“Images and maps downloaded from Google Maps are now very common in criminal trials and often accepted as authoritative. . . . But what happens when a trial judge, during the course of a criminal trial, uses an image from Google Street View that he himself has downloaded to make an adverse finding of credibility against an accused person?” wrote Superior Court Justice Robert Goldstein in setting out a key question in the summary conviction appeal in R. v. Ghaleenovee last week.
The case dealt with a charge of assault causing bodily harm in relation to an incident outside the Muzik nightclub in Toronto in December 2011. According to Goldstein’s summary of the allegations, a man approached the victim, Pouneh Ahmadi, in an angry manner and punched her in the face for no apparent reason.
When a police officer who arrived on the scene observed a cut on defendant Soheil Ghaleenovee’s knuckle, the defendant told him he had cut his hand on the fence at the nightclub and mentioned an earlier incident with a bottle. During his testimony, Ghaleenovee admitted to getting into a fight with someone else but denied punching Ahmadi.
After Ghaleenovee testified, the trial judge, whom Goldstein’s ruling didn’t identify, accessed a Street View image of the nightclub showing the fence and asked another witness called by the defendant’s counsel about it. He didn’t put the image to Ghaleenovee but relied on it, in part, to make an adverse finding of credibility against him.
“He offers an explanation for how he got the cuts to his knuckles, but it does not seem very likely that he could have cut his hand on the fence in the way he described, or at all,” the trial judge said during the proceedings.
“The fences in question are tubular, they have corners, but not the kind of corners that anybody could cut their hands on, particularly in the way described by Mr. Ghaleenovee.”
The trial judge ended up finding him guilty.

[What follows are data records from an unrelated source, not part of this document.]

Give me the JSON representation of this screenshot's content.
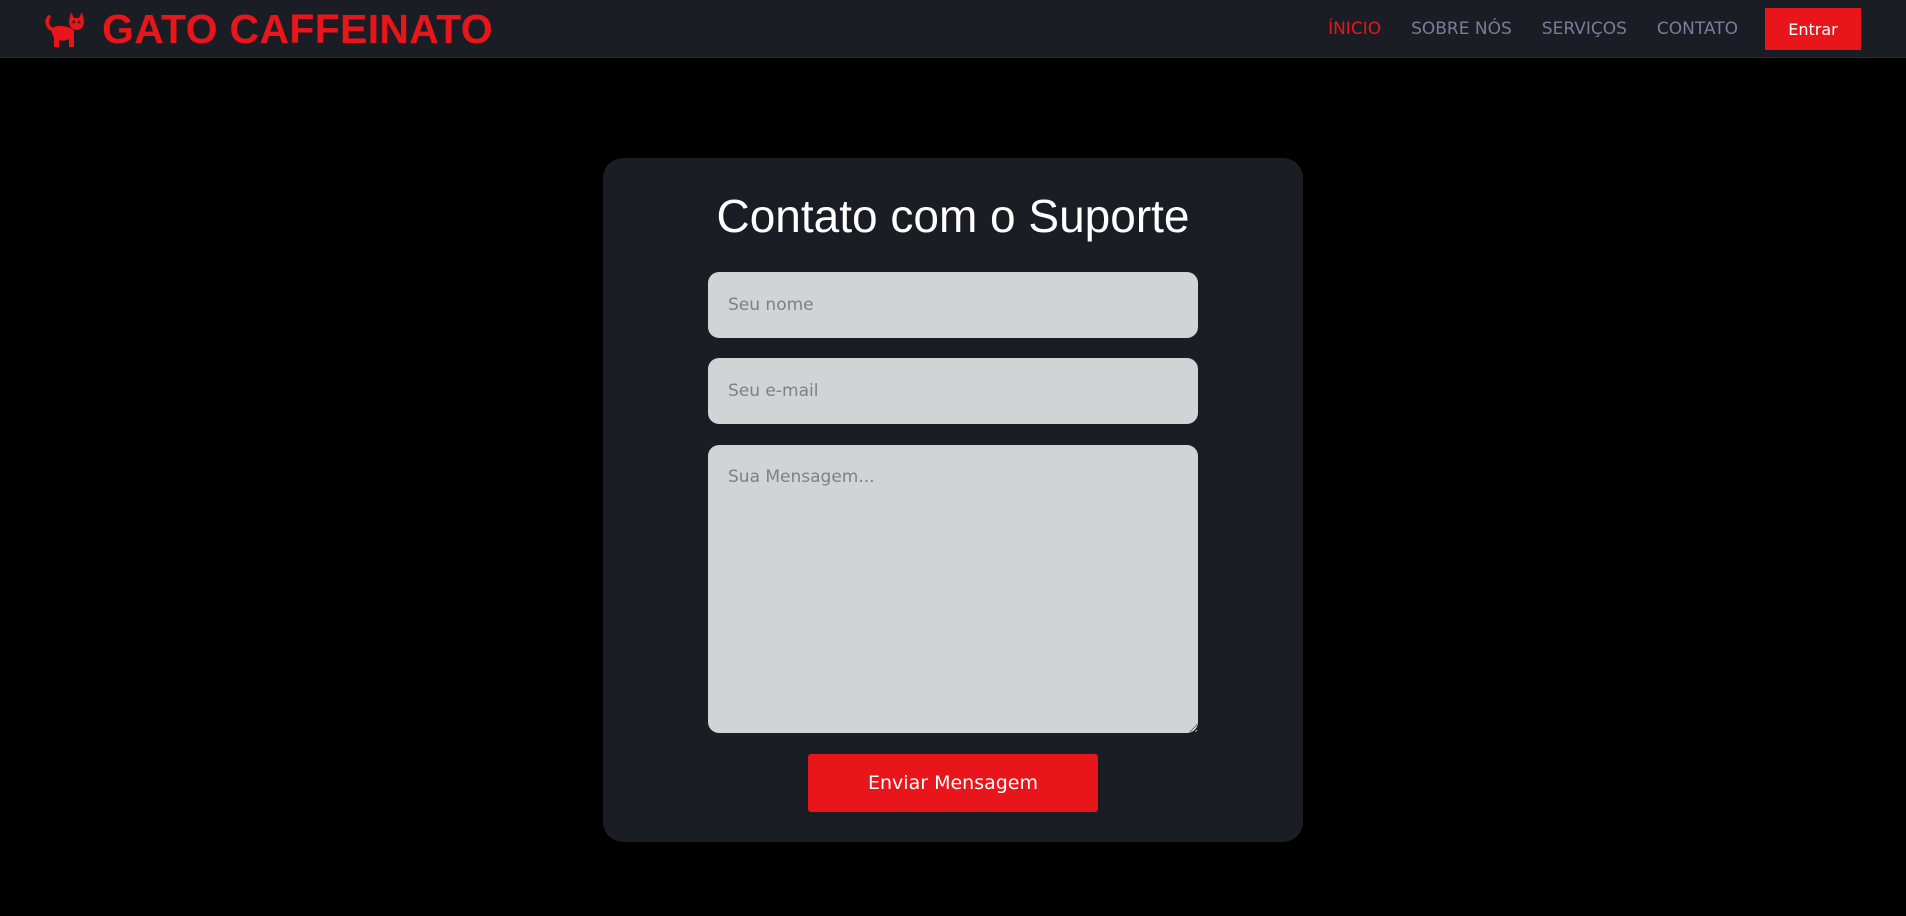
{
  "brand": {
    "name": "GATO CAFFEINATO",
    "icon": "cat-icon",
    "color": "#e8161b"
  },
  "nav": {
    "links": [
      {
        "label": "ÍNICIO",
        "active": true
      },
      {
        "label": "SOBRE NÓS",
        "active": false
      },
      {
        "label": "SERVIÇOS",
        "active": false
      },
      {
        "label": "CONTATO",
        "active": false
      }
    ],
    "login_label": "Entrar"
  },
  "form": {
    "title": "Contato com o Suporte",
    "name_placeholder": "Seu nome",
    "email_placeholder": "Seu e-mail",
    "message_placeholder": "Sua Mensagem...",
    "name_value": "",
    "email_value": "",
    "message_value": "",
    "submit_label": "Enviar Mensagem"
  },
  "colors": {
    "accent": "#e8161b",
    "navbar_bg": "#1b1d25",
    "page_bg": "#000000",
    "nav_text": "#7a7d9a",
    "field_bg": "#d2d3d5"
  }
}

“In my respectful view, by doing so he compromised the fairness of the trial,” wrote Goldstein of the trial judge’s actions involving the Street View image.
In coming to his conclusion, Goldstein, citing one case from the Ontario Court of Appeal as well as other trial decisions, noted judges could in fact access Google maps to take judicial notice of facts. But the question, he found, is when do the judge’s actions cross the line into conducting an investigation and usurping the role of counsel. In this case, a major concern was not putting the image to Ghaleenovee.
“A reasonable person would consider it unfair that Mr. Ghaleenovee was never asked to comment on the image,” wrote Goldstein.
“I might add that the trial judge’s comment was also problematic because of his observation — made without expert evidence — that Mr. Ghaleenovee’s cuts on his knuckles were consistent with tooth marks.”
Criminal defence lawyer Daniel Brown notes the case deals in part with the scope of judicial notice when it comes to accepting facts generally accepted to be true. When it comes to Google maps, according to Brown, there’s a general acceptance that they’re accurate. But in this case, he says, the trial judge went even further.
“That’s problematic for a few reasons,” he says, noting the Street View image may now be out of date. “It very well may be that the fence was different at the time,” says Brown.
“It’s in some cases perfectly appropriate for a judge to rely on things we all know are true, but in this case the judge went too far,” he adds, citing the need for the trial judge to have at least put the issue to Ghaleenovee.
But is it OK for a judge to go on Google Street View at all?
“I don’t think so,” says Brown, citing other cases that have taken judges to task for doing their own research. (See: B.C. judge admonished for doing too much homework)